» **WHAT THE EXERCISE ASKS**:
Each entry needs to be reproduced exactly, with none left out.

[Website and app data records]
=== Begin Enclosure ===

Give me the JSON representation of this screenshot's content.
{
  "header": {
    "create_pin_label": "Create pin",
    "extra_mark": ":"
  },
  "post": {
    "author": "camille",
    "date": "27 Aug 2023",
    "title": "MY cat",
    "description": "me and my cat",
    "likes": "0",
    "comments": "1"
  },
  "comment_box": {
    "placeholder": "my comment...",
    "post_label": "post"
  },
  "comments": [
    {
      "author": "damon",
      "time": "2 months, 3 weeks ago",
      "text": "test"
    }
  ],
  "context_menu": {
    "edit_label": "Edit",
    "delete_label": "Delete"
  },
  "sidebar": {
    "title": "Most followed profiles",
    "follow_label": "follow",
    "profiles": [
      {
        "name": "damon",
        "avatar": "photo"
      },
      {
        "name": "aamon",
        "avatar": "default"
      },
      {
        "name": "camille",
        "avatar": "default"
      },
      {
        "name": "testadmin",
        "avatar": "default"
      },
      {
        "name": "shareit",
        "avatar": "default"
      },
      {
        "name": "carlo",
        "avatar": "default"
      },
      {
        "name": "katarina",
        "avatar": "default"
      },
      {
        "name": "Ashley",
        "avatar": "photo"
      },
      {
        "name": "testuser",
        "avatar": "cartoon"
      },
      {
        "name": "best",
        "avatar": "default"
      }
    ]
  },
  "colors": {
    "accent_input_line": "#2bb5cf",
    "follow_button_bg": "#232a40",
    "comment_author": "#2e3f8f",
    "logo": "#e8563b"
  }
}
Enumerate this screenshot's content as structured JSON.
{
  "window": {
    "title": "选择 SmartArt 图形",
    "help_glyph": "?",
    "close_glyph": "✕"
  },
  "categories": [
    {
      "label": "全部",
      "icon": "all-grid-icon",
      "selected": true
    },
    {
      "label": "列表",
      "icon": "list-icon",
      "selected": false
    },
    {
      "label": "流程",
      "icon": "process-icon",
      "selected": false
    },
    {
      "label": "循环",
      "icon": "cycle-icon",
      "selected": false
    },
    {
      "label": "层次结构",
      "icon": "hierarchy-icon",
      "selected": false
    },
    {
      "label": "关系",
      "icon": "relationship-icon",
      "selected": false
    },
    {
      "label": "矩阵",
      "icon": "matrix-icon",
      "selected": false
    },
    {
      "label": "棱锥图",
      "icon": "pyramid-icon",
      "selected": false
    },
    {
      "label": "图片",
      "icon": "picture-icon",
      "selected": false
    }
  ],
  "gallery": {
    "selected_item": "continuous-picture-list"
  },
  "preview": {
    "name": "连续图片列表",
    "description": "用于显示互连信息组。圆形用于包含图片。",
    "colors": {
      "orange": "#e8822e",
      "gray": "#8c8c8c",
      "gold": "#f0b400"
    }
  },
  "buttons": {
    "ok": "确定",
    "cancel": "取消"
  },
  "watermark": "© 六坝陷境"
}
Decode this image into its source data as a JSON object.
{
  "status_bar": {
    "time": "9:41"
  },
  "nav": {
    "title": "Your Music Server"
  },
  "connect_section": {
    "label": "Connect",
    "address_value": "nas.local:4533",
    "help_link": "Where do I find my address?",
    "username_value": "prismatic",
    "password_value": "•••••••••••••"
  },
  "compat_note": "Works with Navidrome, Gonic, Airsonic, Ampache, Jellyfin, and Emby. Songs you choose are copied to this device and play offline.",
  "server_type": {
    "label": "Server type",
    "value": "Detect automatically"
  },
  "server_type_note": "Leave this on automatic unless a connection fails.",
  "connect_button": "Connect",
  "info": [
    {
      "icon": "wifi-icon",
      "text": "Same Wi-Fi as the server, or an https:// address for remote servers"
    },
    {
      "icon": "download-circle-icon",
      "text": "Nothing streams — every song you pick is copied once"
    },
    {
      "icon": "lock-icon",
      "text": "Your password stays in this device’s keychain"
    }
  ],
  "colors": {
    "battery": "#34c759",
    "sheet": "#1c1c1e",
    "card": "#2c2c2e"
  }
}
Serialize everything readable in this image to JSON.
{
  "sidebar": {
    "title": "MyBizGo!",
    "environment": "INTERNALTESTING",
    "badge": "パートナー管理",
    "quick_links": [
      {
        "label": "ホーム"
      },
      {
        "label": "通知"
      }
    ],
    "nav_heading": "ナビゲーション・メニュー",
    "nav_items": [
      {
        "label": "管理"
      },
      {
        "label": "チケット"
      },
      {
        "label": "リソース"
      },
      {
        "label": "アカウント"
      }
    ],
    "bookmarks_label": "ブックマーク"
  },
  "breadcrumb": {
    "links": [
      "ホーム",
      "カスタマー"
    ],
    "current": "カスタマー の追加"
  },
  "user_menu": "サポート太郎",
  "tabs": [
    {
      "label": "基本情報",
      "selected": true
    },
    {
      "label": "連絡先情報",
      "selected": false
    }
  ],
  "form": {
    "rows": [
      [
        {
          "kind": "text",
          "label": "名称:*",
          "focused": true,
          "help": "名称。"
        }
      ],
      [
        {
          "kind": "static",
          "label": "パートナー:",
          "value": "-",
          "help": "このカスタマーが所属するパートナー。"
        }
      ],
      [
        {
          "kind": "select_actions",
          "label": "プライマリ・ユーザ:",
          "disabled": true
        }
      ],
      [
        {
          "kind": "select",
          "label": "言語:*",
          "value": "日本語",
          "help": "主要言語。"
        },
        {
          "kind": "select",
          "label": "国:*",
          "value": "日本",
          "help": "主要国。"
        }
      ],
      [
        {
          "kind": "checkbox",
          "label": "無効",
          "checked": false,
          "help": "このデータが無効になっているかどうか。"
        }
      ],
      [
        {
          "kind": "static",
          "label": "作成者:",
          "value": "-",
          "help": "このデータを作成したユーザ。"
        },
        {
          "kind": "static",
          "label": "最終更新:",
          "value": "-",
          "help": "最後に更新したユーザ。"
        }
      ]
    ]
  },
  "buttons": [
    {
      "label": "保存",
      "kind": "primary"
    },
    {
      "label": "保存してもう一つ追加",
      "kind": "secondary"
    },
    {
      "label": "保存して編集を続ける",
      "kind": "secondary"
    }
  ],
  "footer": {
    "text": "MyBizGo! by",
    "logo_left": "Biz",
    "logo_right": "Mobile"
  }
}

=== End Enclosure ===

» **RESPONSE AREA**:
Give me the JSON representation of this screenshot's content.
{
  "header": {
    "create_pin_label": "Create pin",
    "extra_mark": ":"
  },
  "post": {
    "author": "camille",
    "date": "27 Aug 2023",
    "title": "MY cat",
    "description": "me and my cat",
    "likes": "0",
    "comments": "1"
  },
  "comment_box": {
    "placeholder": "my comment...",
    "post_label": "post"
  },
  "comments": [
    {
      "author": "damon",
      "time": "2 months, 3 weeks ago",
      "text": "test"
    }
  ],
  "context_menu": {
    "edit_label": "Edit",
    "delete_label": "Delete"
  },
  "sidebar": {
    "title": "Most followed profiles",
    "follow_label": "follow",
    "profiles": [
      {
        "name": "damon",
        "avatar": "photo"
      },
      {
        "name": "aamon",
        "avatar": "default"
      },
      {
        "name": "camille",
        "avatar": "default"
      },
      {
        "name": "testadmin",
        "avatar": "default"
      },
      {
        "name": "shareit",
        "avatar": "default"
      },
      {
        "name": "carlo",
        "avatar": "default"
      },
      {
        "name": "katarina",
        "avatar": "default"
      },
      {
        "name": "Ashley",
        "avatar": "photo"
      },
      {
        "name": "testuser",
        "avatar": "cartoon"
      },
      {
        "name": "best",
        "avatar": "default"
      }
    ]
  },
  "colors": {
    "accent_input_line": "#2bb5cf",
    "follow_button_bg": "#232a40",
    "comment_author": "#2e3f8f",
    "logo": "#e8563b"
  }
}
Enumerate this screenshot's content as structured JSON.
{
  "window": {
    "title": "选择 SmartArt 图形",
    "help_glyph": "?",
    "close_glyph": "✕"
  },
  "categories": [
    {
      "label": "全部",
      "icon": "all-grid-icon",
      "selected": true
    },
    {
      "label": "列表",
      "icon": "list-icon",
      "selected": false
    },
    {
      "label": "流程",
      "icon": "process-icon",
      "selected": false
    },
    {
      "label": "循环",
      "icon": "cycle-icon",
      "selected": false
    },
    {
      "label": "层次结构",
      "icon": "hierarchy-icon",
      "selected": false
    },
    {
      "label": "关系",
      "icon": "relationship-icon",
      "selected": false
    },
    {
      "label": "矩阵",
      "icon": "matrix-icon",
      "selected": false
    },
    {
      "label": "棱锥图",
      "icon": "pyramid-icon",
      "selected": false
    },
    {
      "label": "图片",
      "icon": "picture-icon",
      "selected": false
    }
  ],
  "gallery": {
    "selected_item": "continuous-picture-list"
  },
  "preview": {
    "name": "连续图片列表",
    "description": "用于显示互连信息组。圆形用于包含图片。",
    "colors": {
      "orange": "#e8822e",
      "gray": "#8c8c8c",
      "gold": "#f0b400"
    }
  },
  "buttons": {
    "ok": "确定",
    "cancel": "取消"
  },
  "watermark": "© 六坝陷境"
}
Decode this image into its source data as a JSON object.
{
  "status_bar": {
    "time": "9:41"
  },
  "nav": {
    "title": "Your Music Server"
  },
  "connect_section": {
    "label": "Connect",
    "address_value": "nas.local:4533",
    "help_link": "Where do I find my address?",
    "username_value": "prismatic",
    "password_value": "•••••••••••••"
  },
  "compat_note": "Works with Navidrome, Gonic, Airsonic, Ampache, Jellyfin, and Emby. Songs you choose are copied to this device and play offline.",
  "server_type": {
    "label": "Server type",
    "value": "Detect automatically"
  },
  "server_type_note": "Leave this on automatic unless a connection fails.",
  "connect_button": "Connect",
  "info": [
    {
      "icon": "wifi-icon",
      "text": "Same Wi-Fi as the server, or an https:// address for remote servers"
    },
    {
      "icon": "download-circle-icon",
      "text": "Nothing streams — every song you pick is copied once"
    },
    {
      "icon": "lock-icon",
      "text": "Your password stays in this device’s keychain"
    }
  ],
  "colors": {
    "battery": "#34c759",
    "sheet": "#1c1c1e",
    "card": "#2c2c2e"
  }
}
Serialize everything readable in this image to JSON.
{
  "sidebar": {
    "title": "MyBizGo!",
    "environment": "INTERNALTESTING",
    "badge": "パートナー管理",
    "quick_links": [
      {
        "label": "ホーム"
      },
      {
        "label": "通知"
      }
    ],
    "nav_heading": "ナビゲーション・メニュー",
    "nav_items": [
      {
        "label": "管理"
      },
      {
        "label": "チケット"
      },
      {
        "label": "リソース"
      },
      {
        "label": "アカウント"
      }
    ],
    "bookmarks_label": "ブックマーク"
  },
  "breadcrumb": {
    "links": [
      "ホーム",
      "カスタマー"
    ],
    "current": "カスタマー の追加"
  },
  "user_menu": "サポート太郎",
  "tabs": [
    {
      "label": "基本情報",
      "selected": true
    },
    {
      "label": "連絡先情報",
      "selected": false
    }
  ],
  "form": {
    "rows": [
      [
        {
          "kind": "text",
          "label": "名称:*",
          "focused": true,
          "help": "名称。"
        }
      ],
      [
        {
          "kind": "static",
          "label": "パートナー:",
          "value": "-",
          "help": "このカスタマーが所属するパートナー。"
        }
      ],
      [
        {
          "kind": "select_actions",
          "label": "プライマリ・ユーザ:",
          "disabled": true
        }
      ],
      [
        {
          "kind": "select",
          "label": "言語:*",
          "value": "日本語",
          "help": "主要言語。"
        },
        {
          "kind": "select",
          "label": "国:*",
          "value": "日本",
          "help": "主要国。"
        }
      ],
      [
        {
          "kind": "checkbox",
          "label": "無効",
          "checked": false,
          "help": "このデータが無効になっているかどうか。"
        }
      ],
      [
        {
          "kind": "static",
          "label": "作成者:",
          "value": "-",
          "help": "このデータを作成したユーザ。"
        },
        {
          "kind": "static",
          "label": "最終更新:",
          "value": "-",
          "help": "最後に更新したユーザ。"
        }
      ]
    ]
  },
  "buttons": [
    {
      "label": "保存",
      "kind": "primary"
    },
    {
      "label": "保存してもう一つ追加",
      "kind": "secondary"
    },
    {
      "label": "保存して編集を続ける",
      "kind": "secondary"
    }
  ],
  "footer": {
    "text": "MyBizGo! by",
    "logo_left": "Biz",
    "logo_right": "Mobile"
  }
}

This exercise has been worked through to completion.